Through hospice volunteering, I’ve been visiting a person (I will use ‘they’ and ‘them’ so as to respect their privacy), for about five months who has a degenerative condition. They have recently gone into hospital and because their condition is getting worse, they’ve been told that they won’t be going back home. They are now in an ‘unknown place’ with no-one being able to reassure them and say ‘Oh that’s normal’, ‘It’s only temporary’, ‘You’ll feel better soon’ etc. They are mentally astute whilst witnessing their body getting weaker. They are dependant on oxygen and on the nurses and doctors to give them what they need, when they need it, which means finding a trust so as not to be swallowed up by anxiety. I can’t begin to imagine what this experience is like, I can only witness.

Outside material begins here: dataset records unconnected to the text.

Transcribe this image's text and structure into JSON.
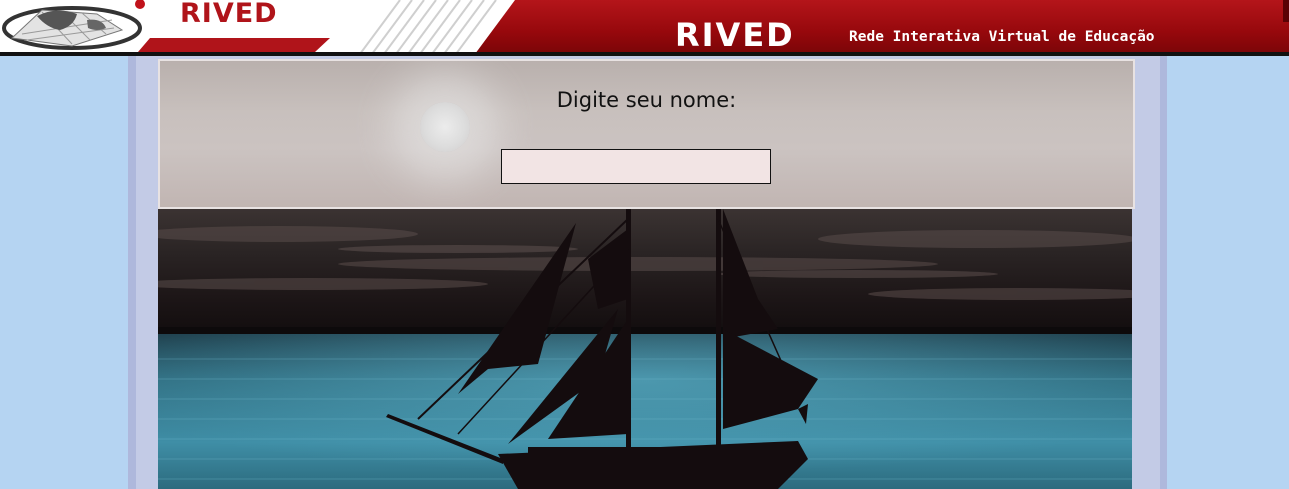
{
  "header": {
    "brand_small": "RIVED",
    "brand_big": "RIVED",
    "subtitle": "Rede Interativa Virtual de Educação"
  },
  "form": {
    "prompt_label": "Digite seu nome:",
    "name_value": ""
  },
  "colors": {
    "banner_red": "#a00b10",
    "page_background": "#b5d4f2",
    "frame_blue": "#aeb8dc",
    "input_fill": "#f2e4e4"
  },
  "icons": {
    "logo": "rived-globe-logo",
    "scene": "sailing-ship-silhouette-at-night"
  }
}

This person has become very dear to me and a part of me asks, “What comfort can I bring to them except to hold their hand, kiss their forehead, brush their hair and listen?” I certainly can’t tell them it’s going to be ok because on one level it’s not. However, I do know what I can do and that’s to leave myself at the door so that I can be totally present with them. I can bring peace by honouring that it’s their experience and their moment and in the pain and sadness, know there is something so much greater, where peace can be found. I can reassure them that it is normal and totally ok to be angry and pissed off, to feel the grief for what was and what’s not going to be and to feel deep sadness. I can be the detached presence that allows them to feel and express their emotions freely, without the sense of being a burden, without thinking there’s something wrong with them, or from having to keeping up a pretence of being ok.

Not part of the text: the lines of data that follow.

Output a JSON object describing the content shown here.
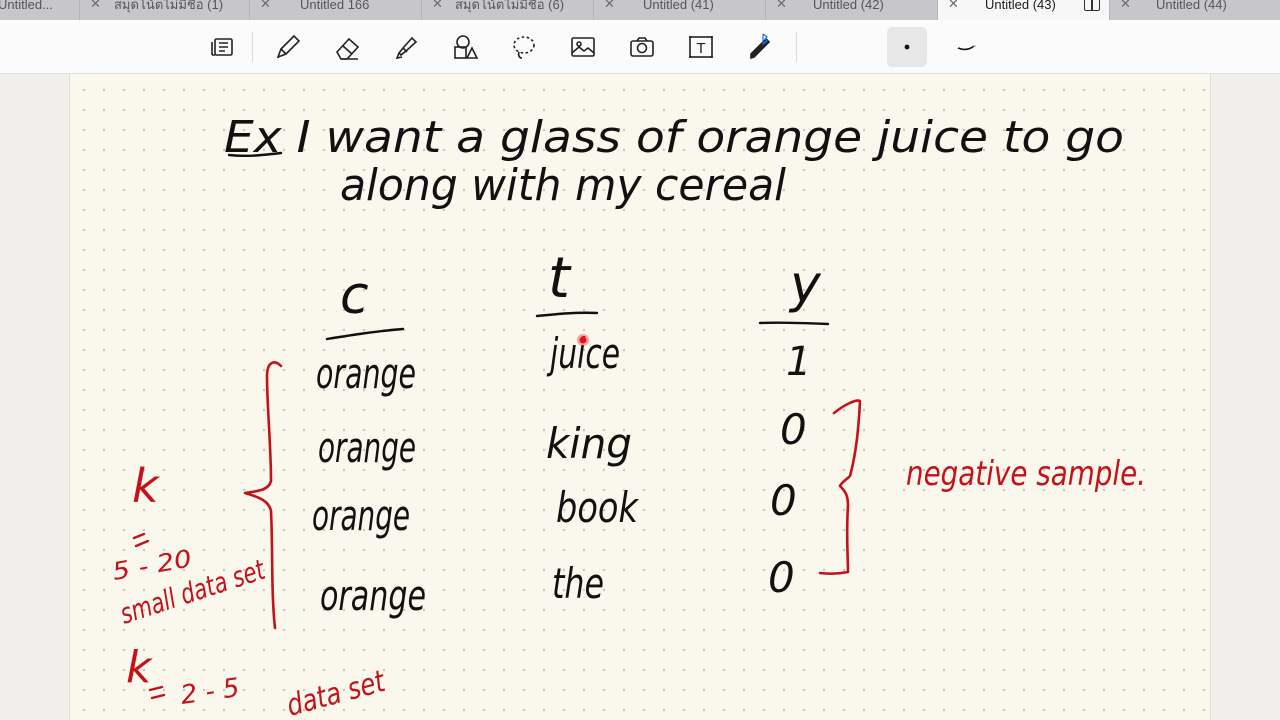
{
  "tabs": [
    {
      "label": "Untitled...",
      "closable": false,
      "active": false
    },
    {
      "label": "สมุดโน้ตไม่มีชื่อ (1)",
      "closable": true,
      "active": false
    },
    {
      "label": "Untitled 166",
      "closable": true,
      "active": false
    },
    {
      "label": "สมุดโน้ตไม่มีชื่อ (6)",
      "closable": true,
      "active": false
    },
    {
      "label": "Untitled (41)",
      "closable": true,
      "active": false
    },
    {
      "label": "Untitled (42)",
      "closable": true,
      "active": false
    },
    {
      "label": "Untitled (43)",
      "closable": true,
      "active": true
    },
    {
      "label": "Untitled (44)",
      "closable": true,
      "active": false
    }
  ],
  "toolbar": {
    "tools": [
      "page-layout-icon",
      "pen-icon",
      "eraser-icon",
      "highlighter-icon",
      "shapes-icon",
      "lasso-icon",
      "image-icon",
      "camera-icon",
      "text-icon",
      "bluetooth-laser-pointer-icon",
      "dot-pen-size-icon",
      "stroke-style-icon"
    ],
    "text_tool_glyph": "T"
  },
  "notes": {
    "sentence_line1": "Ex  I want a glass of orange juice to go",
    "sentence_line2": "along with my cereal",
    "col_c": "c",
    "col_t": "t",
    "col_y": "y",
    "rows": [
      {
        "c": "orange",
        "t": "juice",
        "y": "1"
      },
      {
        "c": "orange",
        "t": "king",
        "y": "0"
      },
      {
        "c": "orange",
        "t": "book",
        "y": "0"
      },
      {
        "c": "orange",
        "t": "the",
        "y": "0"
      }
    ],
    "negative_label": "negative sample.",
    "k_label": "k",
    "k_range_small": "5 - 20",
    "small_data_set": "small data set",
    "k_label_2": "k",
    "k_range_large": "2 - 5",
    "large_data_set": "data set"
  },
  "colors": {
    "ink_black": "#111111",
    "ink_red": "#c4121a",
    "paper": "#faf7ec",
    "active_tab": "#f7f7f7",
    "tabbar": "#c6c6cb"
  }
}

Whilst I was with them, I was struck by how life becomes easier and more wonderful, when we share honestly how we feel. I know it’s often easier to share with someone who isn’t family and yet we miss out on the possibility of such love with those closest to us. It seems as though we’ve been brought up in a world which nurtures the belief that we can burden others simply by being honest with our feelings. What an incredible weight of responsibility to carry around from something that is a total myth. It means we miss out on true relationships with ourselves and with everyone else. It creates a deep sense of being alone and as though there’s an invisible wall that divides us, a wall that most people aren’t even aware of and can’t identify and yet it’s almost palpable. Deep inside people sense something isn’t right but don’t know what to do about it. We’re told that everything will be ok once we’ve achieved this or bought that or met this person or visited that place but it’s not true.

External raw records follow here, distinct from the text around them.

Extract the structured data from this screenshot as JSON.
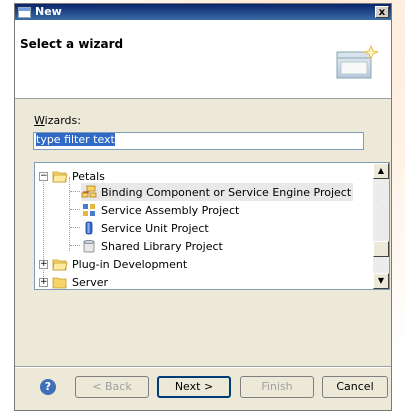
{
  "window": {
    "title": "New",
    "close_label": "x"
  },
  "header": {
    "title": "Select a wizard"
  },
  "wizards": {
    "label_accel": "W",
    "label_rest": "izards:",
    "filter_value": "type filter text"
  },
  "tree": {
    "items": [
      {
        "label": "Petals",
        "expander": "−",
        "icon": "folder-open-icon"
      },
      {
        "label": "Binding Component or Service Engine Project",
        "icon": "binding-component-icon"
      },
      {
        "label": "Service Assembly Project",
        "icon": "service-assembly-icon"
      },
      {
        "label": "Service Unit Project",
        "icon": "service-unit-icon"
      },
      {
        "label": "Shared Library Project",
        "icon": "shared-library-icon"
      },
      {
        "label": "Plug-in Development",
        "expander": "+",
        "icon": "folder-icon"
      },
      {
        "label": "Server",
        "expander": "+",
        "icon": "folder-icon"
      }
    ]
  },
  "buttons": {
    "help": "?",
    "back": "< Back",
    "next": "Next >",
    "finish": "Finish",
    "cancel": "Cancel"
  },
  "colors": {
    "titlebar": "#0a246a",
    "accent": "#316ac5",
    "folder": "#f4c54c"
  }
}
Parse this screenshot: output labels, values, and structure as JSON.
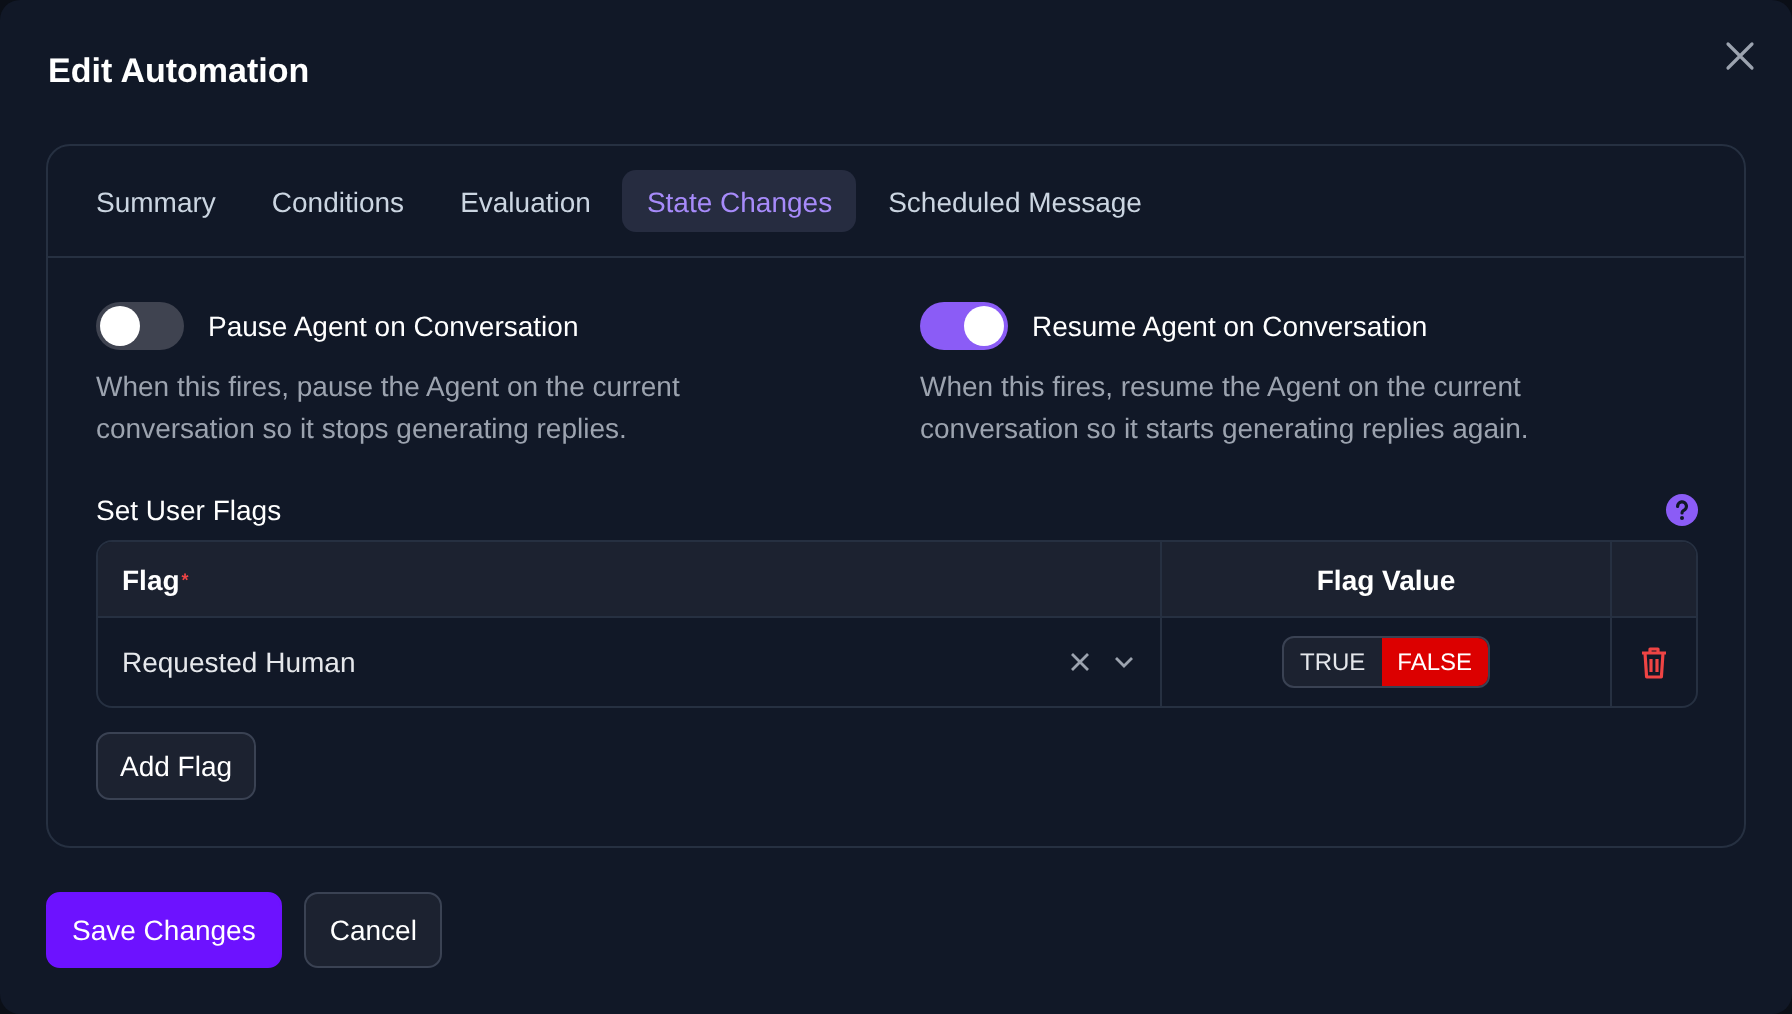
{
  "dialog": {
    "title": "Edit Automation"
  },
  "tabs": [
    {
      "label": "Summary",
      "selected": false
    },
    {
      "label": "Conditions",
      "selected": false
    },
    {
      "label": "Evaluation",
      "selected": false
    },
    {
      "label": "State Changes",
      "selected": true
    },
    {
      "label": "Scheduled Message",
      "selected": false
    }
  ],
  "toggles": [
    {
      "label": "Pause Agent on Conversation",
      "description": "When this fires, pause the Agent on the current conversation so it stops generating replies.",
      "on": false
    },
    {
      "label": "Resume Agent on Conversation",
      "description": "When this fires, resume the Agent on the current conversation so it starts generating replies again.",
      "on": true
    }
  ],
  "user_flags": {
    "title": "Set User Flags",
    "columns": [
      {
        "label": "Flag",
        "required_mark": "*"
      },
      {
        "label": "Flag Value"
      }
    ],
    "rows": [
      {
        "flag": "Requested Human",
        "options": [
          {
            "label": "TRUE",
            "selected": false
          },
          {
            "label": "FALSE",
            "selected": true
          }
        ]
      }
    ],
    "add_button": "Add Flag"
  },
  "buttons": [
    {
      "label": "Save Changes",
      "kind": "primary"
    },
    {
      "label": "Cancel",
      "kind": "secondary"
    }
  ]
}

What is that all about? It’s totally crazy and obviously doesn’t work. Just one look at the news, at people’s faces and hearing people’s conversations shows clearly that it’s not working. But how far does one have to push themselves before they start opening up? I tell you right now that we don’t have to wait until we’re in a hospital, we don’t have to wait until we go through a crisis, we don’t. We can start right now and the sooner we start, the richer life is and the more peaceful and inclusive the end of this physical life becomes. The more we can be in a true relationship with ourselves and with our families and friends, the freer we all are. Heart cracking open, means greater loving. It doesn’t break, it expands, yes sometimes with the most incredible pain and it’s in that pain that we can find the deepest of peace.
The greatest gift we can give to everyone is simply to be honest. Honest from our hearts not our minds. Yes it can be scary but I think it’s vital now that we ask ourselves what really matters. Do we allow ourselves to share with our family and friends or do we hide behind the false myth that it could be somehow detrimental to them? There are so many fears that we can let ourselves be controlled by but isn’t the peace that is found in close relationship with self, family and friends worth facing it all and giving it the chance to disintegrate?
The other day, I shared something with my brother that I’ve kept hidden, even from myself for many years. Deep fears of being judged and abandoned, or rather the possible consequences that I had imagined, had prevented me from telling him before. However the desire for deep peace, a closer relationship and freedom from this, pushed me forward and I somehow knew it would be ok. I know that the only person who can abandon me is myself and it was time to give both of us the opportunity to be free from my fear. As I shared my story with him, a sense of relief came over both of us. He didn’t judge or abandoned, he simply listened and then shared his stories with me. As the invisible wall disintegrated, so did the fear that had kept us apart. The fears of burdening the other, of somehow hurting the other, of feeling that they might not be able to take it, that they might judge and then abandon and all of those fears felt so real and yet deep inside the yearning for peace and to live honestly and openly, overpowered everything. I knew that whatever happened, it would be alright and everything really is exactly as it’s meant to be because we’ve created it to be that way. Now my brother and I are now getting to know each other freely as the people who we truly are. Freedom for all of us.